▸ **Work order**: Out of the listing below, copy every line that carries the string "record".

▸ **Supplied data**:
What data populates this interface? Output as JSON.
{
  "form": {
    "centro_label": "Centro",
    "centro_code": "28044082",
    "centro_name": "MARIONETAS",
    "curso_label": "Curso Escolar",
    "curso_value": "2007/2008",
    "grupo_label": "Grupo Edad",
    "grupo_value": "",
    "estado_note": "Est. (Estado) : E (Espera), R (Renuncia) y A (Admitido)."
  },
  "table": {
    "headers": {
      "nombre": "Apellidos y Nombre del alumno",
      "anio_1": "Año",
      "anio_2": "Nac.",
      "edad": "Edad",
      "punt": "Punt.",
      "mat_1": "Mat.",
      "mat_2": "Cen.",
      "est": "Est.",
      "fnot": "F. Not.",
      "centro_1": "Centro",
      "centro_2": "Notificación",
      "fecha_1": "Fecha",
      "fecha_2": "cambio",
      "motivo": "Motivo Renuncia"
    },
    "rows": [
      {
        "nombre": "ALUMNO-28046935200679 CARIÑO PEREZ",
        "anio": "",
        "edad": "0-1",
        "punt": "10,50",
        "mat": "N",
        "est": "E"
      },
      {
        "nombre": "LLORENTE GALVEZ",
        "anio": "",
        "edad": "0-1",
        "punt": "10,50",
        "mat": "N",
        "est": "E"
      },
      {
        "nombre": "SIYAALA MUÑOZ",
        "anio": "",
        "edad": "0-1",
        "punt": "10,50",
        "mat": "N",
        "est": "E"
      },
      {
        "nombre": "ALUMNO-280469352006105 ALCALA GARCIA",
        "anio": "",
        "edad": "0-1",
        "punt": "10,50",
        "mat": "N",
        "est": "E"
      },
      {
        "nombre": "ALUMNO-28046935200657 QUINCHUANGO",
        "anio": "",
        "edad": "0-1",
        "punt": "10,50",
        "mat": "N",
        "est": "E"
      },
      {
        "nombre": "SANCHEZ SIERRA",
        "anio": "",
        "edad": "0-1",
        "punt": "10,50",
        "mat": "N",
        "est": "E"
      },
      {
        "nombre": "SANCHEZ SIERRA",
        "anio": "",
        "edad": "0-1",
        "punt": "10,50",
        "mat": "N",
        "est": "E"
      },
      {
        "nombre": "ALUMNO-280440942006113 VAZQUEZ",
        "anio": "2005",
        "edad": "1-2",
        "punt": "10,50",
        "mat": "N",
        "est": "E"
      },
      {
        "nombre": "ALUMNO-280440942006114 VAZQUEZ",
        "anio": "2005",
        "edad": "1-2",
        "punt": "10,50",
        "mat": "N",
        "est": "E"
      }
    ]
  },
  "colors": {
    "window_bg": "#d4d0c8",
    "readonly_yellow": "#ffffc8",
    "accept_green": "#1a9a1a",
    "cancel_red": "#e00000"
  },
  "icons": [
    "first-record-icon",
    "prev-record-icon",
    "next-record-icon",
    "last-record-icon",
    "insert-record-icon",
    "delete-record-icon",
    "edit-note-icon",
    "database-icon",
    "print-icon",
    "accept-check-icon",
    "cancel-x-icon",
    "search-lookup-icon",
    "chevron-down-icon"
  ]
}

▸ **Completed exercise**:
    "first-record-icon",
    "prev-record-icon",
    "next-record-icon",
    "last-record-icon",
    "insert-record-icon",
    "delete-record-icon",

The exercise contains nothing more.